ASSIGNED TASK:
Images appear in the records below; leave them out and repeat everything else exactly.

'''

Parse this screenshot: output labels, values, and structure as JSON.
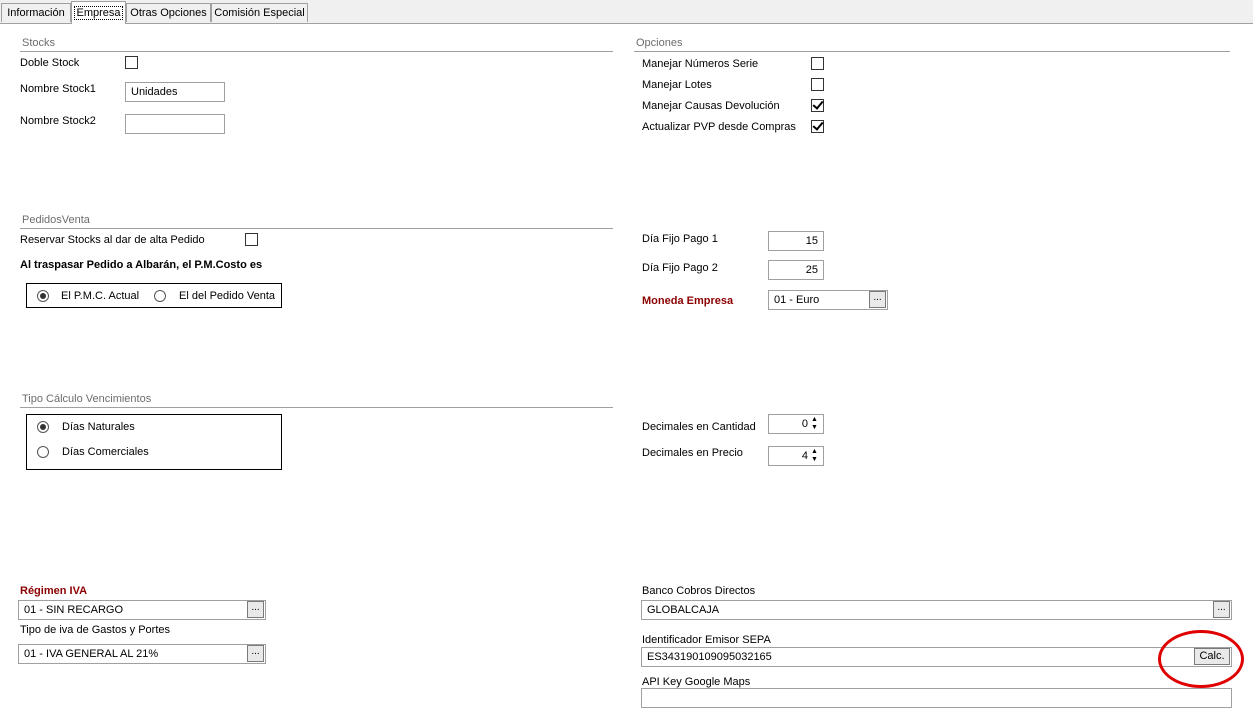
{
  "tabs": [
    "Información",
    "Empresa",
    "Otras Opciones",
    "Comisión Especial"
  ],
  "stocks": {
    "title": "Stocks",
    "doble_stock": "Doble Stock",
    "nombre_stock1": "Nombre Stock1",
    "nombre_stock1_value": "Unidades",
    "nombre_stock2": "Nombre Stock2",
    "nombre_stock2_value": ""
  },
  "opciones": {
    "title": "Opciones",
    "items": [
      {
        "label": "Manejar Números Serie",
        "checked": false
      },
      {
        "label": "Manejar Lotes",
        "checked": false
      },
      {
        "label": "Manejar Causas Devolución",
        "checked": true
      },
      {
        "label": "Actualizar PVP desde Compras",
        "checked": true
      }
    ]
  },
  "pedidos": {
    "title": "PedidosVenta",
    "reservar": "Reservar Stocks al dar de alta Pedido",
    "traspasar": "Al traspasar Pedido a Albarán, el P.M.Costo es",
    "opt1": "El P.M.C. Actual",
    "opt2": "El del Pedido Venta"
  },
  "pago": {
    "dia1_label": "Día Fijo Pago 1",
    "dia1_value": "15",
    "dia2_label": "Día Fijo Pago 2",
    "dia2_value": "25",
    "moneda_label": "Moneda Empresa",
    "moneda_value": "01 - Euro"
  },
  "vencimientos": {
    "title": "Tipo Cálculo Vencimientos",
    "opt1": "Días Naturales",
    "opt2": "Días Comerciales"
  },
  "decimales": {
    "cantidad_label": "Decimales en Cantidad",
    "cantidad_value": "0",
    "precio_label": "Decimales en Precio",
    "precio_value": "4"
  },
  "iva": {
    "regimen_label": "Régimen IVA",
    "regimen_value": "01 - SIN RECARGO",
    "tipo_label": "Tipo de iva de Gastos y Portes",
    "tipo_value": "01 - IVA GENERAL AL 21%"
  },
  "banco": {
    "label": "Banco Cobros Directos",
    "value": "GLOBALCAJA",
    "sepa_label": "Identificador Emisor SEPA",
    "sepa_value": "ES343190109095032165",
    "calc": "Calc.",
    "api_label": "API Key Google Maps",
    "api_value": ""
  },
  "buttons": {
    "dots": "..."
  },
  "colors": {
    "accent_red": "#8b0000",
    "highlight_circle": "#e00000"
  }
}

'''

EXERCISE ANSWER:
Parse this screenshot: output labels, values, and structure as JSON.
{
  "tabs": [
    "Información",
    "Empresa",
    "Otras Opciones",
    "Comisión Especial"
  ],
  "stocks": {
    "title": "Stocks",
    "doble_stock": "Doble Stock",
    "nombre_stock1": "Nombre Stock1",
    "nombre_stock1_value": "Unidades",
    "nombre_stock2": "Nombre Stock2",
    "nombre_stock2_value": ""
  },
  "opciones": {
    "title": "Opciones",
    "items": [
      {
        "label": "Manejar Números Serie",
        "checked": false
      },
      {
        "label": "Manejar Lotes",
        "checked": false
      },
      {
        "label": "Manejar Causas Devolución",
        "checked": true
      },
      {
        "label": "Actualizar PVP desde Compras",
        "checked": true
      }
    ]
  },
  "pedidos": {
    "title": "PedidosVenta",
    "reservar": "Reservar Stocks al dar de alta Pedido",
    "traspasar": "Al traspasar Pedido a Albarán, el P.M.Costo es",
    "opt1": "El P.M.C. Actual",
    "opt2": "El del Pedido Venta"
  },
  "pago": {
    "dia1_label": "Día Fijo Pago 1",
    "dia1_value": "15",
    "dia2_label": "Día Fijo Pago 2",
    "dia2_value": "25",
    "moneda_label": "Moneda Empresa",
    "moneda_value": "01 - Euro"
  },
  "vencimientos": {
    "title": "Tipo Cálculo Vencimientos",
    "opt1": "Días Naturales",
    "opt2": "Días Comerciales"
  },
  "decimales": {
    "cantidad_label": "Decimales en Cantidad",
    "cantidad_value": "0",
    "precio_label": "Decimales en Precio",
    "precio_value": "4"
  },
  "iva": {
    "regimen_label": "Régimen IVA",
    "regimen_value": "01 - SIN RECARGO",
    "tipo_label": "Tipo de iva de Gastos y Portes",
    "tipo_value": "01 - IVA GENERAL AL 21%"
  },
  "banco": {
    "label": "Banco Cobros Directos",
    "value": "GLOBALCAJA",
    "sepa_label": "Identificador Emisor SEPA",
    "sepa_value": "ES343190109095032165",
    "calc": "Calc.",
    "api_label": "API Key Google Maps",
    "api_value": ""
  },
  "buttons": {
    "dots": "..."
  },
  "colors": {
    "accent_red": "#8b0000",
    "highlight_circle": "#e00000"
  }
}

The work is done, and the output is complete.